Have you ever created a fake online identity in order to edit the Wikipedia article about your company? On Wikipedia, that’s a no-no called “sockpuppetry.” Even worse, have you ever hired someone to edit and watch over your entry? If so, don’t be surprised to find you’ve been kicked off Wikipedia, along with the person you’ve hired.
According to Wikimedia Foundation CEO Sue Gardner, who is stepping down from that post later this year, “it looks like a number of user accounts — perhaps as many as several hundred — may have been paid to write articles on Wikipedia promoting organizations or products, and have been violating numerous site policies and guidelines, including prohibitions against sockpuppetry and undisclosed conflicts of interest. As a result, Wikipedians aiming to protect the projects against non-neutral editing have blocked or banned more than 250 user accounts.”
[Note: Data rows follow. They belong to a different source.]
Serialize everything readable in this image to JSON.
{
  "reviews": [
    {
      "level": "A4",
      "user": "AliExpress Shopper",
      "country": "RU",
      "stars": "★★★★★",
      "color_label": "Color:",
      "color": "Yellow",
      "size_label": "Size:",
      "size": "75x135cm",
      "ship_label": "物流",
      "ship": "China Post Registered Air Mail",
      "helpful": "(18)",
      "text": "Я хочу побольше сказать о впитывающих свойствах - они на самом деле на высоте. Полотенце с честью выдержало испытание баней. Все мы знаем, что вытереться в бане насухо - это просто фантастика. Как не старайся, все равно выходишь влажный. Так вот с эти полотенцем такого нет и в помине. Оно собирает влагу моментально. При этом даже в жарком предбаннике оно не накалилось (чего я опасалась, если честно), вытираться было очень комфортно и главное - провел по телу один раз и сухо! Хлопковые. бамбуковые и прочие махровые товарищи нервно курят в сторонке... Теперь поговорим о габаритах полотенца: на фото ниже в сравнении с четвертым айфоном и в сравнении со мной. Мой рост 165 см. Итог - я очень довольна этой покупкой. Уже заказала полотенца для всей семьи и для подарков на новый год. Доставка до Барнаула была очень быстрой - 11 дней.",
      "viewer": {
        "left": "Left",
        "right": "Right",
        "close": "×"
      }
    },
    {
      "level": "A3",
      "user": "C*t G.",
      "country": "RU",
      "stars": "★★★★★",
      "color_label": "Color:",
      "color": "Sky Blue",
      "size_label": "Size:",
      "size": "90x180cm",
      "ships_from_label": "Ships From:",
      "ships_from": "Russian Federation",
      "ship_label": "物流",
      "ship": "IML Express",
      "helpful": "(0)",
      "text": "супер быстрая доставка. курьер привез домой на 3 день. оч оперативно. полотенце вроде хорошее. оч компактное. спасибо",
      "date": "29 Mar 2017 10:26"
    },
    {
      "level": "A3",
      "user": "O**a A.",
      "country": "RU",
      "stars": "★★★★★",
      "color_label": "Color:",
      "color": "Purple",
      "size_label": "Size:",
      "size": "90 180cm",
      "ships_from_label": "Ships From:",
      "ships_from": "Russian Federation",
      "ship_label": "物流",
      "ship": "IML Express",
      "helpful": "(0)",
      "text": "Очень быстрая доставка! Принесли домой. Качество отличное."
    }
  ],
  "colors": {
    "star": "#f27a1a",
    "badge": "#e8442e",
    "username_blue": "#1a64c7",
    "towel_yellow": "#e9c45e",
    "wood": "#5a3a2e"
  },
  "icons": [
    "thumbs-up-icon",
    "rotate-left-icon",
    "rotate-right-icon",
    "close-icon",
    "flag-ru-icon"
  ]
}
Quote from the Wikimedia Foundation blog:
Editing-for-pay has been a divisive topic inside Wikipedia for many years, particularly when the edits to articles are promotional in nature. Unlike a university professor editing Wikipedia articles in their area of expertise, paid editing for promotional purposes, or paid advocacy editing as we call it, is extremely problematic. We consider it a “black hat” practice. Paid advocacy editing violates the core principles that have made Wikipedia so valuable for so many people. What is clear to everyone is that all material on Wikipedia needs to adhere to Wikipedia’s editorial policies, including those on neutrality and verifiability. It is also clear that companies that engage in unethical practices on Wikipedia risk seriously damaging their own reputations. In general, companies engaging in self-promotional activities on Wikipedia have come under heavy criticism from the press and the general public, with their actions widely viewed as inconsistent with Wikipedia’s educational mission.
Longtime internet observers will remember this isn’t the first time in the history of the internet that using a sockpuppet approach to promote a company has failed. Indeed, the Pets.com sock puppet became the mascot for reckless exuberance of the late 1990’s dot.com-bubble era.